Motivating Sales Teams with Powerful Incentive Psychology

The element of surprise is incredibly effective when it comes to motivating sales employees. And it’s not just because surprise incentives are fun. Scientific studies have shown that unexpected rewards tap into parts of the brain connected to learning and motivation. So how can you use this fact to your advantage in your sales incentive program? Let’s take a look at ways you can use surprise as a powerful sales motivation strategy.

First of all, let’s define what we mean by “unexpected rewards.”

ways to motivate salespeople with pyschology

No, we don’t mean just walking up to sales employees and handing them a gift for no reason. For the purposes of this article, “unexpected rewards” are incentive rewards salespeople earn by displaying behaviors that drive your sales goals and align with your company culture. These behaviors could range from quick thinking to close a serendipitous deal or going above the call of duty to help out the team or a colleague.

What makes unexpected rewards so effective?

It’s been well known in the behavioral psychology field for many years that animal brains respond well to unexpected rewards. In famous experiments on mice, psychologist B.F. Skinner observed that, when he tested mice’s behavior response to rewards, random rewards triggered the most dramatic changes in their actions.

The mice would press a lever and sometimes they’d get a small treat, other times a large treat, and other times nothing at all. Unlike the mice that received the same treat every time, the mice that received variable rewards seemed to press the lever compulsively.

Your brain loves rewards-whether you like it or not

Why do we insist on “just one more level”? Nir Eyal explains in his book, Hooked: How to Build Habit-Forming Products. In the 1940s, two researchers named James Olds and Peter Milner accidentally uncovered some peculiar properties of a special area of the brain.

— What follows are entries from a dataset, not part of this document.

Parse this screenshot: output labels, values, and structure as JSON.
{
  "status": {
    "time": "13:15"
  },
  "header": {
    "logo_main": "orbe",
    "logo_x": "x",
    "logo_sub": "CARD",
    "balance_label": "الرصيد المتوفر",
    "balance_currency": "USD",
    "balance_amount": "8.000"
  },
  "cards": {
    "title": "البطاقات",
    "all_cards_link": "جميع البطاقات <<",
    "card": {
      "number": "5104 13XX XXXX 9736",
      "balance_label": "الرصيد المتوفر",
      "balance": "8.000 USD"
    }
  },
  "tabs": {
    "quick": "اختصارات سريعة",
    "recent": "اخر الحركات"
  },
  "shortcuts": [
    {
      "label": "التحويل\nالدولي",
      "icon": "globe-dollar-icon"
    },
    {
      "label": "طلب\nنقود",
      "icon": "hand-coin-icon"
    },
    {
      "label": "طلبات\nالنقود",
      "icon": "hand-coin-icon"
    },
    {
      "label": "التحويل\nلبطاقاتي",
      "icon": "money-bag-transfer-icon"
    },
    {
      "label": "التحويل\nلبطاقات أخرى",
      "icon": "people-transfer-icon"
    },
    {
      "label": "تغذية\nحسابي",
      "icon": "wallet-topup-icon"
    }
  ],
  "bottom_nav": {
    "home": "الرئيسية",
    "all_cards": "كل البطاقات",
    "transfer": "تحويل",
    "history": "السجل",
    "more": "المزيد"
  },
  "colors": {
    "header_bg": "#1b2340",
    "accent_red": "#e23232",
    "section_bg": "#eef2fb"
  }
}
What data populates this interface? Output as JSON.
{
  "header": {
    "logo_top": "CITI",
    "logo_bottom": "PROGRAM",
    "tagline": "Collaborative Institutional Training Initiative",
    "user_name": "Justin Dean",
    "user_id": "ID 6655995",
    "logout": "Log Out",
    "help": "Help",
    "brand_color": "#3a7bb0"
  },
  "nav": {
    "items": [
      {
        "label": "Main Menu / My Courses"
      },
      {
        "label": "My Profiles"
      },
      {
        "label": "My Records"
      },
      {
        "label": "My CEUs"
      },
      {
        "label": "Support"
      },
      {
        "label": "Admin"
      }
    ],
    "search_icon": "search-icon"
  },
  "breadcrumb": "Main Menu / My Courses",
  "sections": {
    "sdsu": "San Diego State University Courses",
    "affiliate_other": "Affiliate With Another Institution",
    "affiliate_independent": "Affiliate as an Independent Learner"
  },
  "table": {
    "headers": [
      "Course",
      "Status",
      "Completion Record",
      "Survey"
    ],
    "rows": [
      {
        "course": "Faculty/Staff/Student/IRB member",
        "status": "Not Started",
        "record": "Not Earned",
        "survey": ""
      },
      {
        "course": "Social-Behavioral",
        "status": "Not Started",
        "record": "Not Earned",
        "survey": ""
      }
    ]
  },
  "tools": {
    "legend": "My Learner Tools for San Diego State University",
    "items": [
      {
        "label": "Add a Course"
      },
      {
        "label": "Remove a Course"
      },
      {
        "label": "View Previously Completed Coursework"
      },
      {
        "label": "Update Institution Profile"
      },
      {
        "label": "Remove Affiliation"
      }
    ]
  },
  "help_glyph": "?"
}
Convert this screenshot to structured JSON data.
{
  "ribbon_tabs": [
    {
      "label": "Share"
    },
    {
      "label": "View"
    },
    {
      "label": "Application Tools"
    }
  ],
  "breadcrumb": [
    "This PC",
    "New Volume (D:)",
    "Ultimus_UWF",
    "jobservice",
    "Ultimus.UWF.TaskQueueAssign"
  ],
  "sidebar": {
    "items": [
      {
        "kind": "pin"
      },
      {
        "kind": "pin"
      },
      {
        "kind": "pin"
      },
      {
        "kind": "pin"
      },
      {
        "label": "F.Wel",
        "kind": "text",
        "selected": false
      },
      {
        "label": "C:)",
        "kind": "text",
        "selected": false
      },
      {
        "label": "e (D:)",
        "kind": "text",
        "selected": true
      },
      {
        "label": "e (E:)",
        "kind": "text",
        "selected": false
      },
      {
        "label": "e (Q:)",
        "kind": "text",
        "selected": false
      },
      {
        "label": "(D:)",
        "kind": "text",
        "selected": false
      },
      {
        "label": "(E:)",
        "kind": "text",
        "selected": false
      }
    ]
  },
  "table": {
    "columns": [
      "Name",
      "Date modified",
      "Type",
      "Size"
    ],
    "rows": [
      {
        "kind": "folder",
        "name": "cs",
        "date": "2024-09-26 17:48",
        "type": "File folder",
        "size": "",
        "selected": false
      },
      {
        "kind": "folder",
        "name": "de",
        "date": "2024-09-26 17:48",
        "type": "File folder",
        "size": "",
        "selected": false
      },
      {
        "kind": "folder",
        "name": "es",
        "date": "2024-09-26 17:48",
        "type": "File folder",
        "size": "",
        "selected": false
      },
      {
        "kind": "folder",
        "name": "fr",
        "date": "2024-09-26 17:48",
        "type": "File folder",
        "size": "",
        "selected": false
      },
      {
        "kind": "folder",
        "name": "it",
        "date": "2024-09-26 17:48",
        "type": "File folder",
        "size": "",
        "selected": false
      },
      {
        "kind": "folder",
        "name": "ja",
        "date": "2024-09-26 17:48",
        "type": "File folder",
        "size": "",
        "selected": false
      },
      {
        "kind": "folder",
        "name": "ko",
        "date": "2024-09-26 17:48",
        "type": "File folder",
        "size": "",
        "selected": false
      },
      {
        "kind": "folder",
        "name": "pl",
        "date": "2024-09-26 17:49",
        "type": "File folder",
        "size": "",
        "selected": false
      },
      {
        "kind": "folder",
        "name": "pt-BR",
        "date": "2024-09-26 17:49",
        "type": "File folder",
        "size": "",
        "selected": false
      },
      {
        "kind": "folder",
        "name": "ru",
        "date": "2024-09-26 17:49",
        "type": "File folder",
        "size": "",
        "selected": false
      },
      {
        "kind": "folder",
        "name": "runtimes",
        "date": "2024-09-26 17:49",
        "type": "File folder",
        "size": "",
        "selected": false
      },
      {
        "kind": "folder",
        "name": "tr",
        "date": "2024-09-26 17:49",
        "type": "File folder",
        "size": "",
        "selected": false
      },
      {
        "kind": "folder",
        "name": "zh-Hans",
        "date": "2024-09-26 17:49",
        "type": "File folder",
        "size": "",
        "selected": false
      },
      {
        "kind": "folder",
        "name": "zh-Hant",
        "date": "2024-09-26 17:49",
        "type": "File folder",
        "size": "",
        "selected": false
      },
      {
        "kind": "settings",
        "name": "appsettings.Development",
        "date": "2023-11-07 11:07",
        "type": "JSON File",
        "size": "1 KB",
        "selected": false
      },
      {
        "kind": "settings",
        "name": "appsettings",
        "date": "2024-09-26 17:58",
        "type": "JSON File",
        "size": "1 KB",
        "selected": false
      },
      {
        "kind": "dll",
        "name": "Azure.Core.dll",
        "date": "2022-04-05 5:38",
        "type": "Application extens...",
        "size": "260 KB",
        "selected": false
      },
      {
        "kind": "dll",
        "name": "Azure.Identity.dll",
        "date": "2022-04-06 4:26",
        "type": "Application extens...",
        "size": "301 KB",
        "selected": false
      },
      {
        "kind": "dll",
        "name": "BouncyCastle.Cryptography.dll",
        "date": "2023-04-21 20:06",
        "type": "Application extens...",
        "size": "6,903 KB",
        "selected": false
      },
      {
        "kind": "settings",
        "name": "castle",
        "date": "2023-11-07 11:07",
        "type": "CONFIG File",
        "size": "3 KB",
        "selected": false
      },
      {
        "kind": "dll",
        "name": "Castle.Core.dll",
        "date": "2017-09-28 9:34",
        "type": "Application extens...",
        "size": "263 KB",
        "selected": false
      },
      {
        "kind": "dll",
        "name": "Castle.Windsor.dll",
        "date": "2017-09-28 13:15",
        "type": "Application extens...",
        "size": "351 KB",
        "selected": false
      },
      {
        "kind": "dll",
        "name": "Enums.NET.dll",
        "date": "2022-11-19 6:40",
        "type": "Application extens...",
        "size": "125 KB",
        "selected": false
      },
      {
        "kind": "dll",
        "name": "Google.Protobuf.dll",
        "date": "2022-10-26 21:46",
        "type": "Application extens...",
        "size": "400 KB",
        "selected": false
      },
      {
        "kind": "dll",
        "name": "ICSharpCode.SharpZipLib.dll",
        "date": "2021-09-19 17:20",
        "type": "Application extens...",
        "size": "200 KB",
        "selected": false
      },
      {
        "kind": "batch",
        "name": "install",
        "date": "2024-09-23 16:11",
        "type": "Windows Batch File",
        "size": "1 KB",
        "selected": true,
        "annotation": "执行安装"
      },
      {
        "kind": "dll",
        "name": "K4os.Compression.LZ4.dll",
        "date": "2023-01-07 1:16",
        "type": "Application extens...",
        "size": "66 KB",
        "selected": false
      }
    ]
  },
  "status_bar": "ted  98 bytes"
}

More recent studies have revealed that humans have similar reactions to surprise rewards. A pleasure center of the brain called the nucleus accumbens is much more active when study subjects receive unpredictable patterns of rewards, regardless of the subjects’ personal preferences for rewards. (Source: http://abcnews.go.com/Health/story?id=116829&page=1)

Pleasure isn’t the only part of the brain that perks up when unexpected rewards are involved. An unexpected reward tells the brain to pay attention because there’s important information associated with the reward outcome.

In theories of basic learning, this degree of unexpectedness or surprise is important because it represents the new, unforeseen information that the brain must somehow incorporate into its model of “what happens next.”

Scientists Measure ‘Unexpected Reward’ Response in Humans

Using implanted electrodes, researchers for the first time have made real-time measurements of human brain cells’ responses to a fundamental learning signal.

In short, surprise incentive rewards are so powerful because they’re universal. They’re chemical. They transcend gender, age, preference, job title, etc. You can use them as a tool of instant engagement to make the reward experience more meaningful, motivating sales teams more effectively.

OK, interesting, but how can you use this information specifically in motivating sales teams?

Unexpected rewards aren’t a blanket sales incentive solution. Like many sales tools, if not used in the right way at the right times, unexpected rewards can fail to achieve their goal or even have an adverse effect. Here are some ways you can use unexpected sales incentives wisely:

There’s a whole world of interesting elements to motivation psychology and the impact that rewards have on how people think, feel and act. Unexpected rewards are just a small piece of the picture, but—we think—an interesting one. The more you observe how your team responds to sales rewards and motivation strategies, the more you’ll learn about how to incentivize them.